Most of them lacked “green cards” from the social hygiene clinic. The card is proof that they are free from sexually transmitted infections.
The apprehended prostitutes were booked and processed at the police station, but were later released for lack of facilities where they could be “remitted.”
The minor was turned over to the City Social Welfare Office for processing and intervention, including counselling, before being sent home.
Canong said those who were apprehended, particularly those who lacked green cards, promised to go to the social hygiene clinic.
In many parts of the Philippines, many prostituted men and women also make the transactions on the Internet, said Arnel Sigue, president of the Anti-Trafficking Legal Advocates Society (ATLAS), a group based in neighboring Bacolod City.
It makes it harder to document them, he added.
Increased risks during the pandemic
During the pandemic, prostituted people risked the possibility of contracting the highly transmissible and deadly coronavirus disease on top of the other dangers they regularly faced on the job.
Even as she rationalized what she did for her son’s sake, Hazel remembered how she was so worried that the client might have Covid-19 and infect her. She was tempted to ask him for an RT-PCR result, but didn’t out of fear she might lose the chance to earn.
The task force was concerned that they would trigger an explosion of Covid-19 if they contracted the virus from their clients and then spread it to others.
Many of them were hesitant to avail themselves of free RT-PCR tests offered by the city government. They didn’t want to be forced to undergo quarantine for at least seven days, which could affect their income.
They also faced further discrimination during the pandemic, said Sigue of Atlas
“Before, they were discriminated due to [fears] of sexually transmitted diseases. Now they are further discriminated against due to fear of the virus, which they may contract [from their clients],” Sigue said.
“Their neighbors discriminate against them. They are being ostracized,” he added.
Prostituted people continued to be vulnerable to other health risks such as HIV. There were also reports of human rights abuses and extortion by arresting police officers.

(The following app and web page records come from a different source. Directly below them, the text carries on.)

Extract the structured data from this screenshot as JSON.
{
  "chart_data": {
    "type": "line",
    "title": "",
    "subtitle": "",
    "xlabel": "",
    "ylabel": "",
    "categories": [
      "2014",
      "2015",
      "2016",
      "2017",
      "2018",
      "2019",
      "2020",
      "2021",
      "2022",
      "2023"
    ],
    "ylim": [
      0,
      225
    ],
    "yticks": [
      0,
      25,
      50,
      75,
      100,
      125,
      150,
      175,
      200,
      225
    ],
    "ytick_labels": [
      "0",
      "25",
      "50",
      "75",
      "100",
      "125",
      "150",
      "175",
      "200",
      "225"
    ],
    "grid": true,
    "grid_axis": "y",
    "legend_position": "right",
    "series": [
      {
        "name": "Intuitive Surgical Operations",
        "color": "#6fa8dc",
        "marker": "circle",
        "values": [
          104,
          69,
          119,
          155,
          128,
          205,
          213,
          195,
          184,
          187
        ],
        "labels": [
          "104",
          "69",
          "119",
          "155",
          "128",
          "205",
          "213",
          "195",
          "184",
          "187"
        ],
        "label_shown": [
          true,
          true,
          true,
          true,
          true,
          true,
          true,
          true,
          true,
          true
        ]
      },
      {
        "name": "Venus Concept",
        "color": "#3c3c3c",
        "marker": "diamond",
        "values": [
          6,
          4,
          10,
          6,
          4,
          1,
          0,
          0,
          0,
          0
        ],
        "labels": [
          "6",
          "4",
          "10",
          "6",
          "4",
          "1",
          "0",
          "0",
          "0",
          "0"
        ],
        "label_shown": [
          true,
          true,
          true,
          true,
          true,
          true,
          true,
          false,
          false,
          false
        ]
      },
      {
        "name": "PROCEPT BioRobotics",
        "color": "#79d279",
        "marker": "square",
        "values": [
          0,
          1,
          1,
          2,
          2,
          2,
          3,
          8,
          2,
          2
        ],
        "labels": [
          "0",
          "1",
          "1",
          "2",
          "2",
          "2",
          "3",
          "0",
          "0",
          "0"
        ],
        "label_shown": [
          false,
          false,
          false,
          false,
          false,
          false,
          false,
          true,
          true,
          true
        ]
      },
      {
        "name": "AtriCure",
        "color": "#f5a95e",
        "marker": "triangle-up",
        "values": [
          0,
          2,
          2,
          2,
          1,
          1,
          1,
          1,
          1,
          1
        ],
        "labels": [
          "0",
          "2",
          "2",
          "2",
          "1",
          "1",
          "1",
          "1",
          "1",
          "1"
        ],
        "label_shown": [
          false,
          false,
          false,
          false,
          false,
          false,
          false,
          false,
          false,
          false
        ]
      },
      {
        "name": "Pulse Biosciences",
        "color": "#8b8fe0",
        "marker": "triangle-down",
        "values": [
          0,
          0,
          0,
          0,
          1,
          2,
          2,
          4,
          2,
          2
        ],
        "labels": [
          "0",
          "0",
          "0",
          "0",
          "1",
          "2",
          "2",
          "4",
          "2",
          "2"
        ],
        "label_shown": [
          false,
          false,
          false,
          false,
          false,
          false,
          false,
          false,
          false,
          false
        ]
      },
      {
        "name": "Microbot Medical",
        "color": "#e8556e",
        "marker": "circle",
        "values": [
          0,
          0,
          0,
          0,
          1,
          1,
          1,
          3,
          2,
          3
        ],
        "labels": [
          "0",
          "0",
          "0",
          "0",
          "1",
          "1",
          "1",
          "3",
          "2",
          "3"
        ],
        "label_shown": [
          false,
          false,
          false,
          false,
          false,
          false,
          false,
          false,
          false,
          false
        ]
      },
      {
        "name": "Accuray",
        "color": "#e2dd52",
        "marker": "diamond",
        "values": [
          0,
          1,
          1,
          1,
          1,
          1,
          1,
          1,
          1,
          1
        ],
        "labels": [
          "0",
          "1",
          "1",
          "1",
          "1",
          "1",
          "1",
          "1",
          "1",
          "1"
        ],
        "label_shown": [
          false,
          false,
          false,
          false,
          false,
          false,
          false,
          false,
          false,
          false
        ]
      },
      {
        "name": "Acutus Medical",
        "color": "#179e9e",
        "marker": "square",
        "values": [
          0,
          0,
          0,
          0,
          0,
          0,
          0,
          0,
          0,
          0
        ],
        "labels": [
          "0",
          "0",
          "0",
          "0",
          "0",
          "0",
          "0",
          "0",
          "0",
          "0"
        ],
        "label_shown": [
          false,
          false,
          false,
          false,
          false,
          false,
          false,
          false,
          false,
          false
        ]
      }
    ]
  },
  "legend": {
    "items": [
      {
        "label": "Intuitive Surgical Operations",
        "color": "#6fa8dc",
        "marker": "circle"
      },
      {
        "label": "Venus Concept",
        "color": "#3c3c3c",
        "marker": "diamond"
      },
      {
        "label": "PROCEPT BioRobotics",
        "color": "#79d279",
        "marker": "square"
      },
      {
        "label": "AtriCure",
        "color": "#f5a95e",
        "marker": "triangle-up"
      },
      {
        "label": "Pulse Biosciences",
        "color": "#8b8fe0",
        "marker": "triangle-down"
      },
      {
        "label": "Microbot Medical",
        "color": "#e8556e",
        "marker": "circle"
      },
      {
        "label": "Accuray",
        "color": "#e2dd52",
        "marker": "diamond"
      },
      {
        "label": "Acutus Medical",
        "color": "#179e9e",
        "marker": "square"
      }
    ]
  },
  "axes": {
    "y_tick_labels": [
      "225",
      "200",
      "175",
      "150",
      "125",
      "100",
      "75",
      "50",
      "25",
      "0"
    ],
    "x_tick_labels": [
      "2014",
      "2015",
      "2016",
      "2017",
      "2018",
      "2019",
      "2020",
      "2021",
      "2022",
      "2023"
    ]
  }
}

Assistance program on hold
The city government introduced a program where they encourage prostituted people to enroll in the alternative learning system (ALS) under a partnership with the Department of Education.
The ALS was originally meant to help out-of-school youths obtain a higher level of education. Some sex workers who had stopped schooling were able to enroll in high school or college studies under ALS.
Canong said the ALS program became the foundation of his own plan to provide opportunities to commercial sex workers—an alternative livelihood scheme with the help of the Technical Education and Skills Development Authority (Tesda).
Through Tesda courses, workers can acquire skills and competencies to start businesses or work here or abroad.
Canong said most of the city’s prostituted men and women wanted better and less self-demeaning opportunities.
“They also told us that they want to earn in more decent ways. They would say ‘Give us better opportunities and we will leave this kind of work.’”
The program was stopped during the pandemic, however. Canong said city officials were preparing to start the program in 2020 but were stymied by the pandemic.
Canong’s team also concentrated on making sure that public and private establishments observed basic health protocols such as safe physical distancing and wearing of face masks.
Canong said the mayor’s office could allocate part of its discretionary funds to augment the task force’s budget for projects for commercial sex workers once the situation allowed for face-to-face trainings.
“We really want to help them, especially now during the pandemic, but we had to redirect our priorities to Covid-19 response…. Hopefully, if the situation stabilizes, we can proceed in keeping with current protocols,” he said. END
Illustration by Joseph Luigi Almuena